Monday, 5 August 2013


Here a few pictures from very interesting plant dyeing workshop with Dorothea Fisher.

Hier ein paar Fotos von einem sehr interessanten Pflanzenfaerbekurs mit Dorothea Fischer.

We used / Wir haben mit 

Dahlia flowers / Dahlienblueten 

Brazil Wood / Rotholz


and Madder Root / Krapp Wurzel

Everybody had a lot of fun despite the hard work/ Trotz der harten Arbeiten hatten wir eine Menge Spass

And there was time for rest and food and chatting


And here are the results/ und dies sind die Ergebnisse

For more pictures and information go to Dorothea's website
Weitere Fotos und Informationen gibt es auf Dorotheas website


Carol said...

Welcome home, so nice to have you back. Wish you were able to pop up to JHB and join in the dyeing for the project. We had great fun on Tuesday. Erika says she will post your fibres down to you. The course looked gruelling I’m amazed you had any time to relax! That is an incredible amount of wool you dyed. No wonder you were tired at the end of the days. I guess you were going for absolute colours and had to follow the recipes to the letter. I’ve always found natural dye colours difficult to reproduce in the middle of a project when one’s run out of the last bit still needed. An individual colour always changed for me depending on the season, soil content and time of picking. How did you get past batch differences?

linda said...

Thanks, Carol,
well, we had this discussion before - I never bother too much with reproducing a specific colour. If I run out in the middle of a project I see this as an opportunity to change my design :-D - I know, I know - but that is how I work.
Even the industrial dyed yarns carry a lot no. and there is no guaranty that the same colour with a different lot no will be the same. If they can't do it why should I fret about it.

Being relaxed about it makes life a lot easier and the designing process a lot more enjoyable.

I think that the differences you mentioned were the reason why we were dyeing such a large amount of yarn at the same time. I presume when you want to sell the yarns it is a good idea to have plenty of one dye lot for customers who are working on large projects and might not be relaxed about differences.

We might never agree on this - but I am enjoying the discussion :-D

Carol said...
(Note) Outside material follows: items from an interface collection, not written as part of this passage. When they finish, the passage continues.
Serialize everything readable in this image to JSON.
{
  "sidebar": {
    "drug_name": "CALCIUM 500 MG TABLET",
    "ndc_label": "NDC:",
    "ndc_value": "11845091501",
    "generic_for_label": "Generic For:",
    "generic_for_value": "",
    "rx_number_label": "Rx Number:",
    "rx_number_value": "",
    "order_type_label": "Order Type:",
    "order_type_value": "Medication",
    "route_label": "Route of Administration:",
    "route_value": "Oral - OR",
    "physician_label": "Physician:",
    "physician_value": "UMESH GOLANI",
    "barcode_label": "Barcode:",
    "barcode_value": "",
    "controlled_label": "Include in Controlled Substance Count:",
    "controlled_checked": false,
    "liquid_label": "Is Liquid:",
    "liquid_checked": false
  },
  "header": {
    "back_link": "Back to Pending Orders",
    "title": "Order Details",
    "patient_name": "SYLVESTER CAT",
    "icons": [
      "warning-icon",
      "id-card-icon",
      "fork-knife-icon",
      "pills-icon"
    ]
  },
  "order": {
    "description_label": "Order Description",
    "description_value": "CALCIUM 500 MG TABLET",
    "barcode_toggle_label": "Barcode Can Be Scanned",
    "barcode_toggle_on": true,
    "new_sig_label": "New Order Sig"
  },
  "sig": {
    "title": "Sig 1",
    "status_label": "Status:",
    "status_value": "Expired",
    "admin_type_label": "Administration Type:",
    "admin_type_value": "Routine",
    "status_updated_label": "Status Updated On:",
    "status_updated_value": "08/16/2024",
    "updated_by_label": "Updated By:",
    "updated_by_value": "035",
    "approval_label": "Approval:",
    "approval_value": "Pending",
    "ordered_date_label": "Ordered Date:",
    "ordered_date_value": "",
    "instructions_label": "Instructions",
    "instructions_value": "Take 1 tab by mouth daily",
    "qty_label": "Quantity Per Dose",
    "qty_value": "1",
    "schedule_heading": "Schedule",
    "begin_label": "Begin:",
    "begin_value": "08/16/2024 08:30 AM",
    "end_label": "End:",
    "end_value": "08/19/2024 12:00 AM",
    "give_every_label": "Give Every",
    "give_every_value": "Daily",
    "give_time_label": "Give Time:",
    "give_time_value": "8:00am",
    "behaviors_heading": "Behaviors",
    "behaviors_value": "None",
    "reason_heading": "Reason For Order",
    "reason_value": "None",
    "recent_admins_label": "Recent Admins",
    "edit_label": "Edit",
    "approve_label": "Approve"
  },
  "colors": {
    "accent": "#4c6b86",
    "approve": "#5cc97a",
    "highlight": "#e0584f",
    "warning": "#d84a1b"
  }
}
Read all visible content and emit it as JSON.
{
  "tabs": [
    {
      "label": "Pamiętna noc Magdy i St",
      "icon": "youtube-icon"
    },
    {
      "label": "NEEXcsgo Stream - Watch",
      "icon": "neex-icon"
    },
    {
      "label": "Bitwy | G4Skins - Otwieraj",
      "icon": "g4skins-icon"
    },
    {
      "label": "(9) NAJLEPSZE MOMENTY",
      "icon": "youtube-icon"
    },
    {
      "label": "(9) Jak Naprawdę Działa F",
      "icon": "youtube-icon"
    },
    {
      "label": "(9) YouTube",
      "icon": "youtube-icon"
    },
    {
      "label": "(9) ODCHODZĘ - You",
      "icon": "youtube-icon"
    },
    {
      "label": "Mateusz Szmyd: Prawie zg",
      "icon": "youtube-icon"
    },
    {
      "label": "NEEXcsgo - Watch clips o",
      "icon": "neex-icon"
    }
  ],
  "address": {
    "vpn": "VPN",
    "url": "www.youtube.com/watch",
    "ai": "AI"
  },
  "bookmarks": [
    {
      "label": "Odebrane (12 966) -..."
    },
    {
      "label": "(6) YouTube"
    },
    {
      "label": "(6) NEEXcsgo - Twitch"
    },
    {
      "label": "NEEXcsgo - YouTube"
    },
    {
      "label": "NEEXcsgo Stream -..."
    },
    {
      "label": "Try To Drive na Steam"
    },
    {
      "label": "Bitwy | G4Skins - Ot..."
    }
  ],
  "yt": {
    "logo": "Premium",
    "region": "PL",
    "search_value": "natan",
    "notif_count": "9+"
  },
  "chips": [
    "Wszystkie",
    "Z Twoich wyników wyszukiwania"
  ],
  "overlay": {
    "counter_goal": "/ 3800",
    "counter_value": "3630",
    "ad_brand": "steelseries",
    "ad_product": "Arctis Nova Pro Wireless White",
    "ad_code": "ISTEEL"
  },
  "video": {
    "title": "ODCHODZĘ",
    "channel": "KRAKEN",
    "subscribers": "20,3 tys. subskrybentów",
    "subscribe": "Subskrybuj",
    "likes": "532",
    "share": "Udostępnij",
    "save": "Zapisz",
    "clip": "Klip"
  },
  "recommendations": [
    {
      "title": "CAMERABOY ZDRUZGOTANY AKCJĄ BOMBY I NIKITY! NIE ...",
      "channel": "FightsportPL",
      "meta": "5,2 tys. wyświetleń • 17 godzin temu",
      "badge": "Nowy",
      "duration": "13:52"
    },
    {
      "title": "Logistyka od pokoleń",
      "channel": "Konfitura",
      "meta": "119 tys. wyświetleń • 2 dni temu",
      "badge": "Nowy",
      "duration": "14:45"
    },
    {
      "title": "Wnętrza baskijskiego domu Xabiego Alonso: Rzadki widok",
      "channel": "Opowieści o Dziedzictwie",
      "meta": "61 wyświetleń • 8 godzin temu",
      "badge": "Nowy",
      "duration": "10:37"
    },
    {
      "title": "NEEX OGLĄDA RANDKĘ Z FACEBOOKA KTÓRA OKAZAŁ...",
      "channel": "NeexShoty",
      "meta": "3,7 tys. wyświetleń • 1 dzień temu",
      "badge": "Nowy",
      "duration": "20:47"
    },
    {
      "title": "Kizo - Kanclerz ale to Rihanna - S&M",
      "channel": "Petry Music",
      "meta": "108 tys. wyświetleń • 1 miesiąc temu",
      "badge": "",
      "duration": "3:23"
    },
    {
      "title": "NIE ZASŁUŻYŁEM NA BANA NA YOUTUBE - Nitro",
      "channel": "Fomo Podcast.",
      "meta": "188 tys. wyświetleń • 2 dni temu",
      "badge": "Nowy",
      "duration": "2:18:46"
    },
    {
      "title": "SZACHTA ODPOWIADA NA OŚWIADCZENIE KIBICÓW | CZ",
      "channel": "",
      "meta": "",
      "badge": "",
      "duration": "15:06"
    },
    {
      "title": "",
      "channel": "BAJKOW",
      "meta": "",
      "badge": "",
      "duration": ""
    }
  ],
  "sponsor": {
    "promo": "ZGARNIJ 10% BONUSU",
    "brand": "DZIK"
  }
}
Mmm, it is something that has always bothered me so I never tire of hashing it over. I’ve not the imagination to change my design when I’ve run out of any colour but have been pretty successful in reproducing commercial colours close enough to mix the threads for 6 rows and have nobody notice the tiny batch colour hitch. Something I’ve never managed with natural dyes. I thought they colours you achieved on the course vibrant so am looking forward to hearing more about the mordants. Oh and that’s another reason I like the commercial dyes – my natural dyes have always come out so muted and earthy. No good for and exiting look.

Terry Auch said...

Your colors are spectacular! what a community you have there. Using flowers for dyes with such vivid results. Are you ever planning on producting or overseeing a line of yarns for public sale?

I know i worked for years in theatre period costumes and was passionate that they were reproduced as they were originally constructed with details & colors consistant with the period...and i never had time for anything else...because that was my passion.

I loved theatre because it was a home for so many arts, music, writers, actors, textile design, etc...Ravelry is like that home for artists. I am certainly glad to see your work, it is wonderful

linda said...

Thank you for your kind words, Terry,
it was a week of very hard work - 18 kg of wool were dyed in 4 days. Dorothea's dye kitchen is very well equipped and the event was very well organized.